The UK's largest flow battery system has been connected up to the power grid.
The vanadium redox flow technology will initially be used to store excess power from solar generation at the Olde House farm and holiday retreat in Cornwall until it is needed on site.
The containerised system has a storage capacity of 1MWh, a maximum output of 90kW and a lifespan of at least 25 years.
The supplier, RedT, says it will enable the site owner to cut imports from the power grid by up to 50 per cent during peak hours. It will also participate in the capacity market and be used to provide frequency response, short term operating reserve and demand turn-up services.
The installation has been partly funded by the Department for Business, Energy and Industrial Strategy as well as Centrica, which will eventually take over the operation of the system from RedT. It is the first energy storage system to be signed up to Centrica's £19 million local energy market (LEM) trial in Cornwall.
"We are delighted to announce that our flagship energy storage project in the UK is now fully operational," said RedT chief executive Scott McGregor.
He continued: "Through firming onsite solar generation, this system will generate significant savings for the Olde House, by enabling the owners to greatly reduce the need to import electricity from the grid."
McGregor said the project demonstrates that flow batteries are "a commercially attractive, viable solution and flexible platform for the UK's energy future."
LEM programme director Matt Hastings said: "We're really proud to be working with RedT and to be helping the Olde House to make the most of their solar generation.

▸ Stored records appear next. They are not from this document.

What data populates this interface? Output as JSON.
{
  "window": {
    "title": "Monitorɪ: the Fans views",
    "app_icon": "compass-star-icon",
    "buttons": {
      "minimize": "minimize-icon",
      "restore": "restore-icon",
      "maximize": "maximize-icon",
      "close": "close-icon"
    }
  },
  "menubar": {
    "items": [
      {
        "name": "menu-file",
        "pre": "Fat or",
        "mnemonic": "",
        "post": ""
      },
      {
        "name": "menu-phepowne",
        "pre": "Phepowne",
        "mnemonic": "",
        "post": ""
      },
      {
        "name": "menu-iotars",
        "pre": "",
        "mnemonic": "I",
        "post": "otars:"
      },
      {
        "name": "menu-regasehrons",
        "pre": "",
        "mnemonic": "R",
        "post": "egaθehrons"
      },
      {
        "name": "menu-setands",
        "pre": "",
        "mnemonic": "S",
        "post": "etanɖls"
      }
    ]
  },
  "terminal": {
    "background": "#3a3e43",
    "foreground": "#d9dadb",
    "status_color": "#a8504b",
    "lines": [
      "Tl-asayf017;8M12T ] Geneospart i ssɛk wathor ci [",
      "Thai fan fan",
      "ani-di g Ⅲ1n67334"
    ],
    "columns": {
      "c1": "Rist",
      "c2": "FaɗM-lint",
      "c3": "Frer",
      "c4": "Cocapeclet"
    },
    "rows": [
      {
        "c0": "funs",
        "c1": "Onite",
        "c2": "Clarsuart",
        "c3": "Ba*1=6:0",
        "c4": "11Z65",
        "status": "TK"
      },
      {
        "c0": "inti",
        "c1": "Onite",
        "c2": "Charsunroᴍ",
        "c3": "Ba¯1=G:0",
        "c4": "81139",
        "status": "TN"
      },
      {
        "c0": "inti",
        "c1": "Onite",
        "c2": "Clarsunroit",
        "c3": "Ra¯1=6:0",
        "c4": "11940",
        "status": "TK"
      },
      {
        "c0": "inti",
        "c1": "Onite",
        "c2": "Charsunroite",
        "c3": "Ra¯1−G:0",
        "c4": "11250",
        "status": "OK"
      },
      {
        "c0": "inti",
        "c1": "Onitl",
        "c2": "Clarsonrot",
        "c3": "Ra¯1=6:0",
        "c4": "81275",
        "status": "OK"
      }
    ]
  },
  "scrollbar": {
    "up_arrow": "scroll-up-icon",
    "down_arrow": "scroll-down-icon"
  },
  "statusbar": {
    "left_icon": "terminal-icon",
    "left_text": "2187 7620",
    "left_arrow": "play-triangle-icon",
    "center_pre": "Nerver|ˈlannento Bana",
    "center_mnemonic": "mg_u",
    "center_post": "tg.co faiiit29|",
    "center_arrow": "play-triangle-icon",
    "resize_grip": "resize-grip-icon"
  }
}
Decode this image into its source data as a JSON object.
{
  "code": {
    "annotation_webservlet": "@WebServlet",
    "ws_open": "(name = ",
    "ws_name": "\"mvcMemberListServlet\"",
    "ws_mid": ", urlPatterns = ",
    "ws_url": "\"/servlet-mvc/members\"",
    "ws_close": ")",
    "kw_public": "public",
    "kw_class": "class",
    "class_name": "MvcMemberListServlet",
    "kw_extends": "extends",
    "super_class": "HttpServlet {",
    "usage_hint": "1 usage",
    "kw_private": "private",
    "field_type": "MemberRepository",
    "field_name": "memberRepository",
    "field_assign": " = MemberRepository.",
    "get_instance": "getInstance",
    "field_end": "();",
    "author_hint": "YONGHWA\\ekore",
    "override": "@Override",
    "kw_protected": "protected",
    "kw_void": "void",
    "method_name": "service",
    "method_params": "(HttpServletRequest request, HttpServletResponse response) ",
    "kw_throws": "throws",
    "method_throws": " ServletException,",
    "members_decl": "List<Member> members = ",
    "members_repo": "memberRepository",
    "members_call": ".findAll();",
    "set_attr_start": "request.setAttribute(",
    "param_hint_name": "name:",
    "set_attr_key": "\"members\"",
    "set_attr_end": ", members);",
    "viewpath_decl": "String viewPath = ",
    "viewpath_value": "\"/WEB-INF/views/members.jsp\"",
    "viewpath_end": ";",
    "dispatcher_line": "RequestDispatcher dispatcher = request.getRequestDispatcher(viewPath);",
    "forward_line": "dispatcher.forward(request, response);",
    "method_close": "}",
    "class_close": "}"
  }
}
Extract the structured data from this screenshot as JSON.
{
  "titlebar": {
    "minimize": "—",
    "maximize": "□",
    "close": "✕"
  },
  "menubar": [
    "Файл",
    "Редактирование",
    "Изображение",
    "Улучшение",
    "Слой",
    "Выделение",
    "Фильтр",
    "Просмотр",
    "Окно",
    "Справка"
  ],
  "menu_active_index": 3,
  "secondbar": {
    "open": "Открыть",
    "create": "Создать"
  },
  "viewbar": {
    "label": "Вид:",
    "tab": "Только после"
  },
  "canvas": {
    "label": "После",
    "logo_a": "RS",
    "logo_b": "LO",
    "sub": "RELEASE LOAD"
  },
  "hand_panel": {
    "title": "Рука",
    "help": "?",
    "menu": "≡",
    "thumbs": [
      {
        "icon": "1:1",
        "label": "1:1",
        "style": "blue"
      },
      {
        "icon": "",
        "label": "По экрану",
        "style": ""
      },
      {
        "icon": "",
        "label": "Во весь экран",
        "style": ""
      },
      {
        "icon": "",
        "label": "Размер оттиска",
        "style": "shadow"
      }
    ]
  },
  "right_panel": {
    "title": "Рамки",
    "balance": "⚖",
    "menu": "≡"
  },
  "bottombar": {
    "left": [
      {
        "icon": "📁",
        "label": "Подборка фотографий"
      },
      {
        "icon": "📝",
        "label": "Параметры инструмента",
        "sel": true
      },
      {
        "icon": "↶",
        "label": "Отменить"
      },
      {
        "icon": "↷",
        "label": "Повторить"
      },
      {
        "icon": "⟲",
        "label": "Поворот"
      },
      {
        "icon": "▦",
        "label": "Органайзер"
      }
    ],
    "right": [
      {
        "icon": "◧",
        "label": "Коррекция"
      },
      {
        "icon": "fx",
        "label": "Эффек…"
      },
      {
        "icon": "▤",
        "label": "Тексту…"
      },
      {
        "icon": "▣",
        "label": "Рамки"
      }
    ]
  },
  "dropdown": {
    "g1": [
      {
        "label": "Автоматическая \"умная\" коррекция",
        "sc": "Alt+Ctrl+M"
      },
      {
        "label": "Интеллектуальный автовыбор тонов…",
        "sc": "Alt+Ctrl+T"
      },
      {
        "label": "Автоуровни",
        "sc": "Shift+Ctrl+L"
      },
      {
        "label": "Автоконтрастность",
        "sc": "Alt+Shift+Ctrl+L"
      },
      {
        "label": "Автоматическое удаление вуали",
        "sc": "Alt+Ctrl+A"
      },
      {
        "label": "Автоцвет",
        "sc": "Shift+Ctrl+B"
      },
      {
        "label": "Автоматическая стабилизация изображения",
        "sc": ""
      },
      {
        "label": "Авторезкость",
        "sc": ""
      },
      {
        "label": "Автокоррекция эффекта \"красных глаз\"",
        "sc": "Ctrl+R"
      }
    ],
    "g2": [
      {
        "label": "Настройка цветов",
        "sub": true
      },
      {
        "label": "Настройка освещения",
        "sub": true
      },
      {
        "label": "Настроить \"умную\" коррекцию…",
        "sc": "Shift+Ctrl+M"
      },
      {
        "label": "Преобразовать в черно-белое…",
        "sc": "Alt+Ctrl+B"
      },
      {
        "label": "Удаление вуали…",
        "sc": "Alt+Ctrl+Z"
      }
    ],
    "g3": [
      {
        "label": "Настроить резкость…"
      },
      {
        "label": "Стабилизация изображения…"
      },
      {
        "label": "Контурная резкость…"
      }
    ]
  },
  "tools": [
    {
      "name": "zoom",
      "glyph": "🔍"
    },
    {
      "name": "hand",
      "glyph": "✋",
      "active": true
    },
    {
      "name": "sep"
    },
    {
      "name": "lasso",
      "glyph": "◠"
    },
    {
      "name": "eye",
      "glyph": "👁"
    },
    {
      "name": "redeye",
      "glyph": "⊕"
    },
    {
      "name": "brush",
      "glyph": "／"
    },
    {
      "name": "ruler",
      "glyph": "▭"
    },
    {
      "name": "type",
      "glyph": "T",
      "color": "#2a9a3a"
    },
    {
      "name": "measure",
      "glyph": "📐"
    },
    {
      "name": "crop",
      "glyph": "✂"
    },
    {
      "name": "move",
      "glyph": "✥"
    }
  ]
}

"Energy storage will play a fundamental part in the [LEM] programme, providing the local network operator with a tool to help stabilise the system, relieving constrained parts of the network and giving homes and businesses the ability to store their own energy."